Myrtle Manor fake, mayor says; God helps Mark Burnett series; What Not To Wear cancelled; Anthony Bourdain dating advice

  • The mayor of Myrtle Beach calls TLC’s new series Myrtle Manor “all fictional.” Evidence surfaced earlier this year, and includes that the trailer park “was set up at the back of the trailer park” that it allegedly took over, according to the Charlotte Observer. Meanwhile, the trailer park’s sign was stolen this week.
  • Kelly Osbourne fainted or had a seizure on the set of E!’s Fashion Police and was hospitalized.
  • TLC’s shaming series What Not To Wear has been cancelled after 10 seasons.
  • Mark Burnett said that God was actively involved in the production of his History Channel series The Bible: “The hand of God was on this…. the edit came together perfectly, the actors came together perfectly, it just comes to life. … Weird things happened during filming. Everybody would look at each other like, ‘Whoa.'”
  • Newt Gingrich wants to be cast on Celebrity Apprentice. (Correction: This item briefly and incorrectly said that he wanted to be cast on a different show with dancing stars; I apologize for the error/fantasy.)
  • From the headline to the last paragraph, I literally have no idea what this story is about, other than Real Housewives of Orange County cast members vying for attention: Watergate, Real Housewives Style! Tamra Barney Denies Slamming Gretchen Rossi — But — It Was All Caught On Tape!.
  • The new Esquire network has ordered a series from Ryan Seacrest Productions. Oh no. It will be hosted by NBA player Baron Davis and profile men “whose careers, lives and lifestyles are setting a stylish new standard for today’s modern man.” Like Seacrest, no doubt.
  • Anthony Bourdain, one of the judge/mentors on ABC’s The Taste, offers dating advice in Cosmo about how it’s hot to be an adventurous eater on dates.
  • The Sing-Off loses its star

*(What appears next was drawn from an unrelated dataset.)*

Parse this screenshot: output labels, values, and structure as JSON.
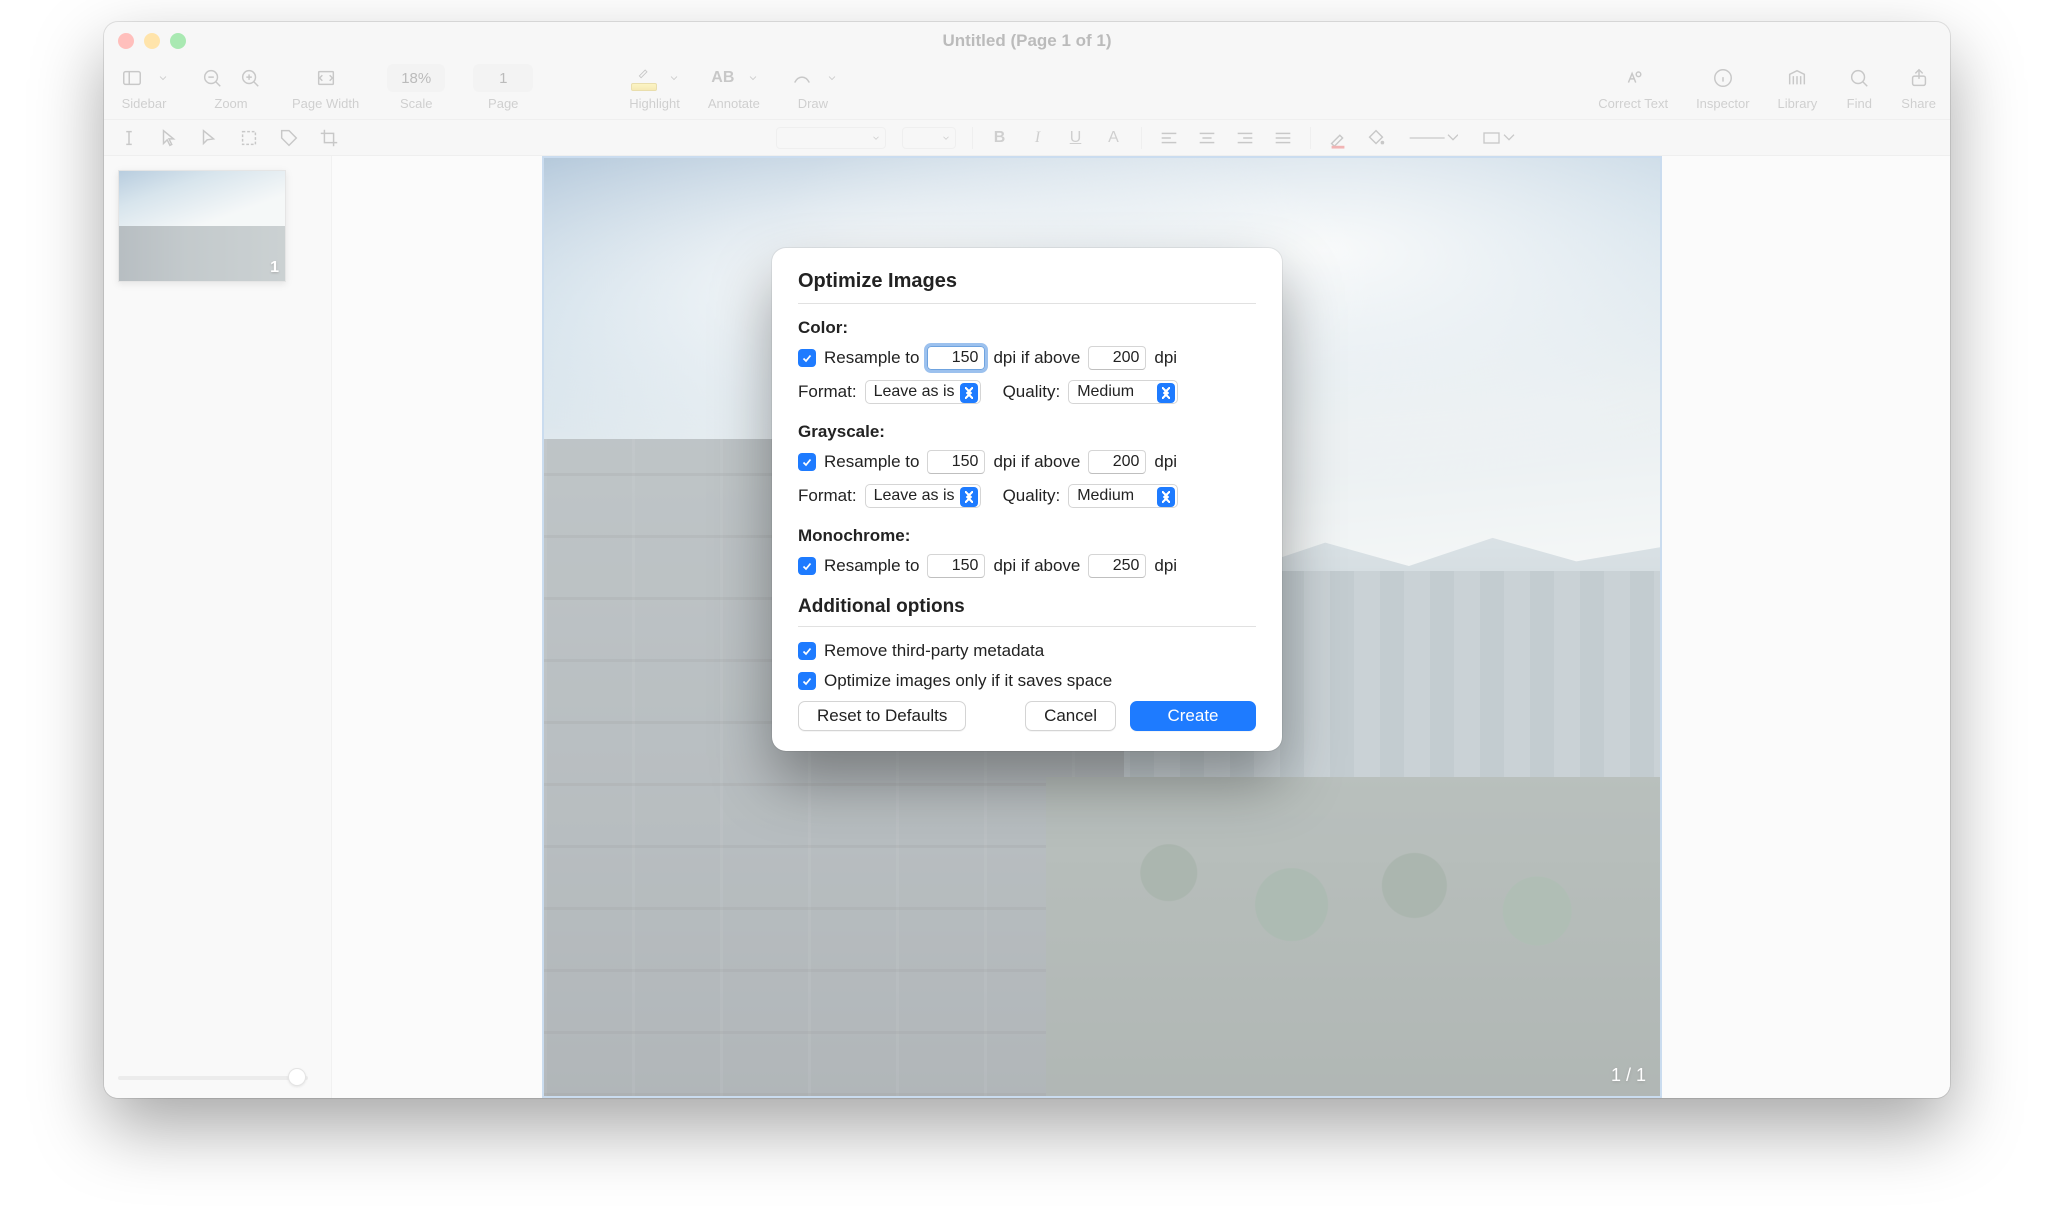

    Ben Folds

    NBC's super-fun December a capella singing competition The Sing-Off is returning, but without its star judge, Ben Folds, and only as a two-hour special. Those are really depressing changes for a series that proved itself to be a super-fun show when it returned last December.

    A film director talks about becoming a reality TV character

    Anna Martemucci

    What is it like to have your life turned into reality TV? Director Anna Martemucci, one of the two directors featured on Starz' exceptional reality series, talks about that, the competition, and her collaboration with her husband and brother-in-law.

    Plus: How the show's producers tried to keep the $250,000 competition fair.

    about the writer

    Andy Dehnart is a journalist who has covered reality television for more than 15 years and created reality blurred in 2000. A member of the Television Critics Association, his writing and criticism about television, culture, and media has appeared on NPR and in Playboy, Buzzfeed, and many other publications. Andy, 36, also directs the journalism program at Stetson University in Florida, where he teaches creative nonfiction and journalism. He has an M.F.A. in nonfiction writing and literature from Bennington College. More about reality blurred and Andy.